How the 2013 election will move marriage equality forward
Marriage equality will figure prominently in the 2013 election campaign.
Thanks to several years of high profile community debate, marriage equality is already one of the key social issues in modern Australia.
Reform not only has high public support (just under 65%), but support is growing stronger, especially among young voters for whom the issue is emblematic of a better Australia.
Adding to this is the likelihood of reform in France, Britain and New Zealand in the next few months, increasing pressure on Australia to follow.
We’re also likely to see at least one state or territory allow legal same-sex marriages before the federal poll in September.
The job of supporters of marriage equality is to ensure the issue’s profile helps move the nation closer to reform.
This means securing a Coalition conscience vote by targeting the electorates of those Liberal MPs who should vote for marriage equality but can’t.
It also means encouraging more Labor MPs to vote for marriage equality by targeting the electorates of those Labor members who can vote for it but haven’t.
To achieve both these goals Australian Marriage Equality will be working with local groups in areas where there is high support for marriage equality.
I have already met locals in the Liberal and Labor-held seats in Melbourne and Brisbane, with more meetings to come in other cities.
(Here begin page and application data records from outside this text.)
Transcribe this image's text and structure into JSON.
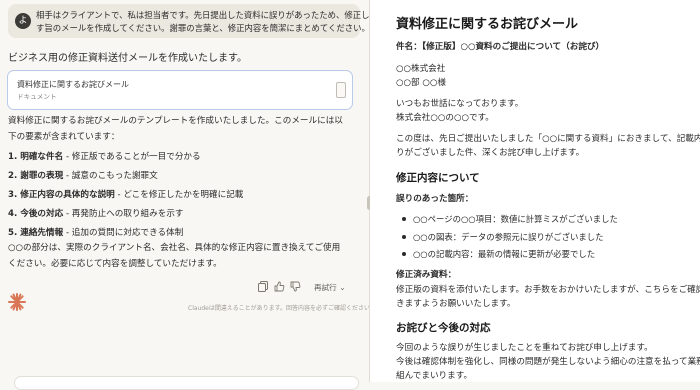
{
  "chat": {
    "user_initial": "よ",
    "user_message_lines": [
      "相手はクライアントで、私は担当者です。先日提出した資料に誤りがあったため、修正したものを送り直",
      "す旨のメールを作成してください。謝罪の言葉と、修正内容を簡潔にまとめてください。"
    ],
    "intro": "ビジネス用の修正資料送付メールを作成いたします。",
    "artifact": {
      "title": "資料修正に関するお詫びメール",
      "subtitle": "ドキュメント"
    },
    "description_lines": [
      "資料修正に関するお詫びメールのテンプレートを作成いたしました。このメールには以",
      "下の要素が含まれています："
    ],
    "points": [
      {
        "label": "1. 明確な件名",
        "text": " - 修正版であることが一目で分かる"
      },
      {
        "label": "2. 謝罪の表現",
        "text": " - 誠意のこもった謝罪文"
      },
      {
        "label": "3. 修正内容の具体的な説明",
        "text": " - どこを修正したかを明確に記載"
      },
      {
        "label": "4. 今後の対応",
        "text": " - 再発防止への取り組みを示す"
      },
      {
        "label": "5. 連絡先情報",
        "text": " - 追加の質問に対応できる体制"
      }
    ],
    "note_lines": [
      "○○の部分は、実際のクライアント名、会社名、具体的な修正内容に置き換えてご使用",
      "ください。必要に応じて内容を調整していただけます。"
    ],
    "retry_label": "再試行",
    "disclaimer": "Claudeは間違えることがあります。回答内容を必ずご確認ください。"
  },
  "document": {
    "title": "資料修正に関するお詫びメール",
    "subject": "件名：【修正版】○○資料のご提出について（お詫び）",
    "company": "○○株式会社",
    "recipient": "○○部 ○○様",
    "greeting": "いつもお世話になっております。",
    "sender": "株式会社○○の○○です。",
    "body1_line1": "この度は、先日ご提出いたしました「○○に関する資料」におきまして、記載内容",
    "body1_line2": "りがございました件、深くお詫び申し上げます。",
    "section1": "修正内容について",
    "errors_label": "誤りのあった箇所：",
    "errors": [
      "○○ページの○○項目：数値に計算ミスがございました",
      "○○の図表：データの参照元に誤りがございました",
      "○○の記載内容：最新の情報に更新が必要でした"
    ],
    "fixed_label": "修正済み資料：",
    "fixed_line1": "修正版の資料を添付いたします。お手数をおかけいたしますが、こちらをご確認い",
    "fixed_line2": "きますようお願いいたします。",
    "section2": "お詫びと今後の対応",
    "closing_line1": "今回のような誤りが生じましたことを重ねてお詫び申し上げます。",
    "closing_line2": "今後は確認体制を強化し、同様の問題が発生しないよう細心の注意を払って業務に",
    "closing_line3": "組んでまいります。"
  },
  "colors": {
    "accent_orange": "#d97757",
    "artifact_border": "#b9cbe8"
  }
}
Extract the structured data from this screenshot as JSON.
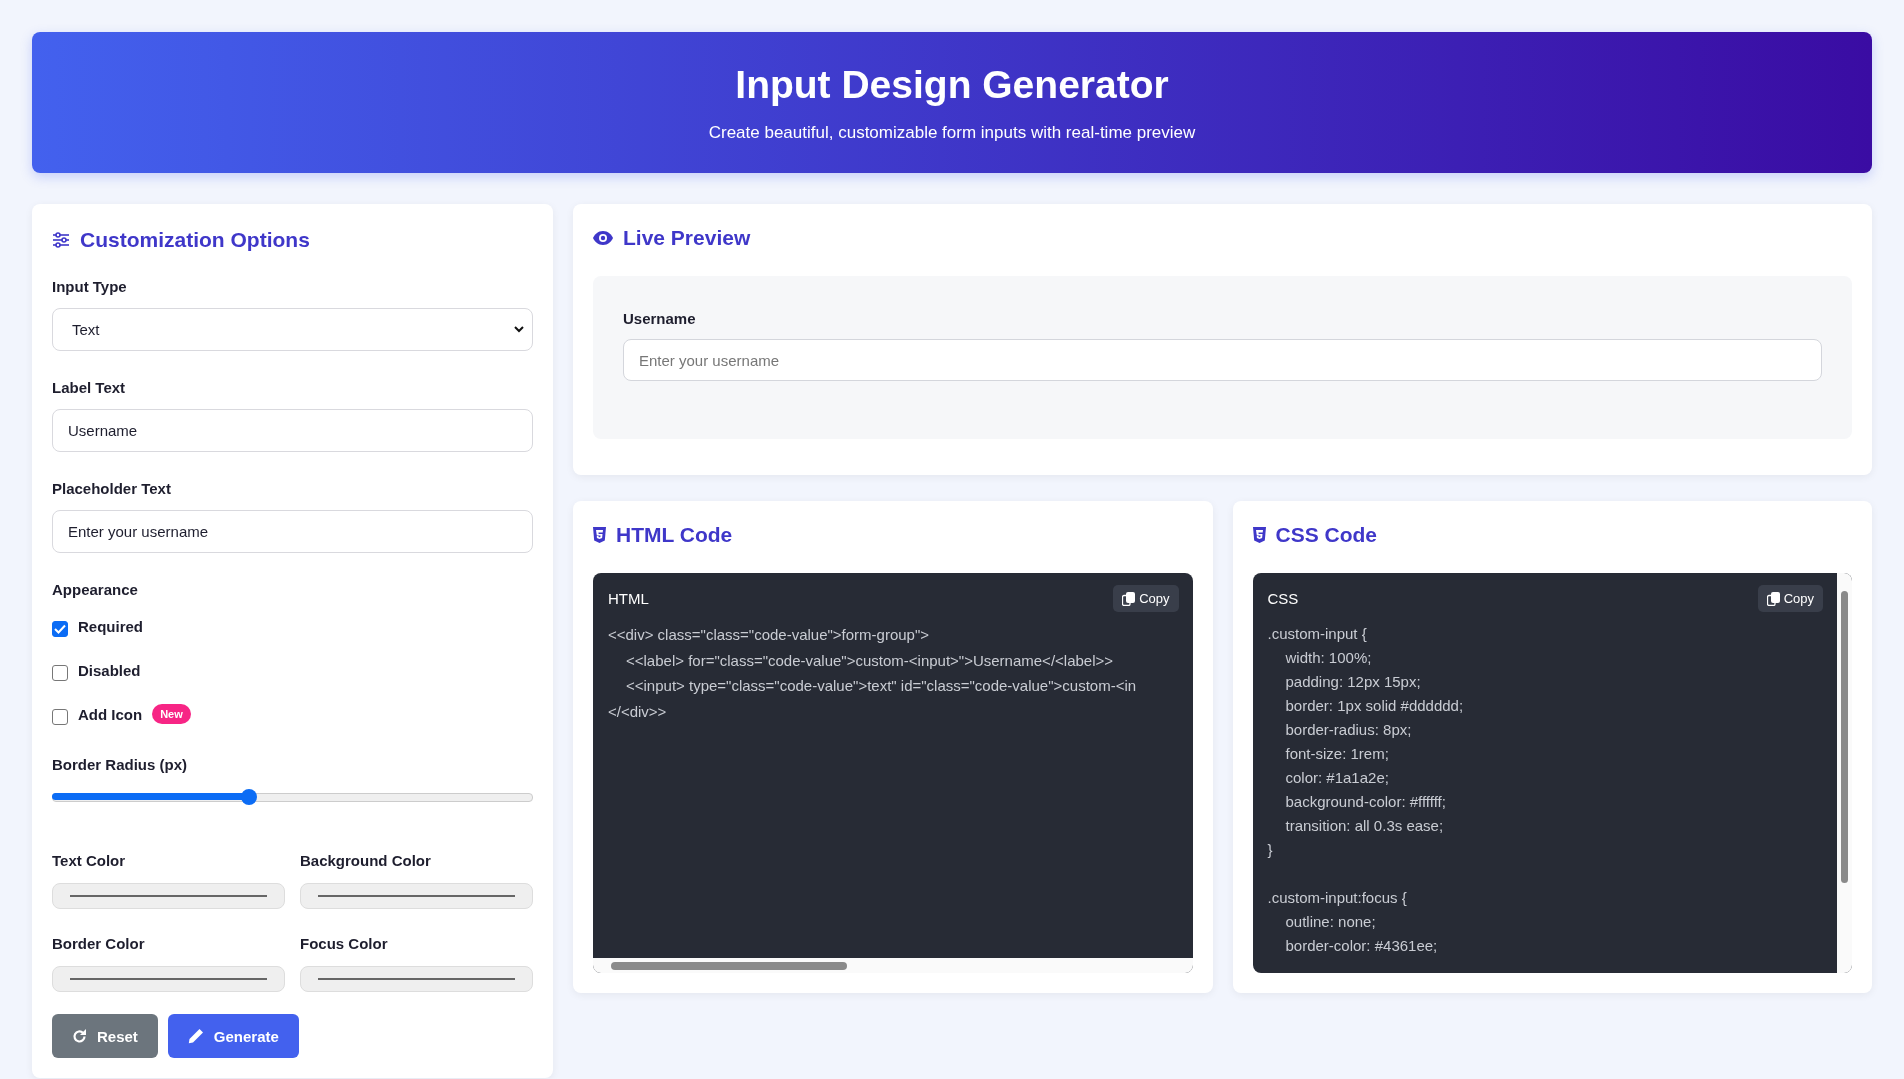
{
  "header": {
    "title": "Input Design Generator",
    "subtitle": "Create beautiful, customizable form inputs with real-time preview"
  },
  "options": {
    "title": "Customization Options",
    "fields": [
      {
        "kind": "select",
        "label": "Input Type",
        "value": "Text"
      },
      {
        "kind": "text",
        "label": "Label Text",
        "value": "Username"
      },
      {
        "kind": "text",
        "label": "Placeholder Text",
        "value": "Enter your username"
      }
    ],
    "appearance": {
      "label": "Appearance",
      "options": [
        {
          "label": "Required",
          "checked": true
        },
        {
          "label": "Disabled",
          "checked": false
        },
        {
          "label": "Add Icon",
          "checked": false,
          "badge": "New"
        }
      ]
    },
    "border_radius": {
      "label": "Border Radius (px)",
      "level": 0.41
    },
    "colors": [
      {
        "label": "Text Color"
      },
      {
        "label": "Background Color"
      },
      {
        "label": "Border Color"
      },
      {
        "label": "Focus Color"
      }
    ],
    "buttons": [
      {
        "label": "Reset",
        "kind": "reset"
      },
      {
        "label": "Generate",
        "kind": "generate"
      }
    ]
  },
  "preview": {
    "title": "Live Preview",
    "field_label": "Username",
    "placeholder": "Enter your username"
  },
  "code_panels": [
    {
      "kind": "html",
      "title": "HTML Code",
      "lang": "HTML",
      "copy": "Copy",
      "lines": [
        {
          "text": "<<div> class=\"class=\"code-value\">form-group\">",
          "indented": false
        },
        {
          "text": "<<label> for=\"class=\"code-value\">custom-<input>\">Username</<label>>",
          "indented": true
        },
        {
          "text": "<<input> type=\"class=\"code-value\">text\" id=\"class=\"code-value\">custom-<in",
          "indented": true
        },
        {
          "text": "</<div>>",
          "indented": false
        }
      ]
    },
    {
      "kind": "css",
      "title": "CSS Code",
      "lang": "CSS",
      "copy": "Copy",
      "blocks": [
        {
          "selector": ".custom-input {",
          "props": [
            "width: 100%;",
            "padding: 12px 15px;",
            "border: 1px solid #dddddd;",
            "border-radius: 8px;",
            "font-size: 1rem;",
            "color: #1a1a2e;",
            "background-color: #ffffff;",
            "transition: all 0.3s ease;"
          ],
          "close": "}"
        },
        {
          "selector": ".custom-input:focus {",
          "props": [
            "outline: none;",
            "border-color: #4361ee;"
          ]
        }
      ]
    }
  ]
}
The people I’ve met are keen to do all they can to ensure their local member can and will vote for marriage equality regardless of who wins government on September 14th.
AME hasn’t forgotten marriage equality supporters outside these seats.
We have begun surveying all candidates, and will present the results of our survey on a new 2103 marriage equality election website soon to be unveiled.
The 2012 US election showed that marriage equality is a vote winner for those who support it and a loser for those against.
I am confident the 2013 Australian election will do the same.
But this will only happen if supporters join together to ensure marriage equality is a touchstone issue in their local area.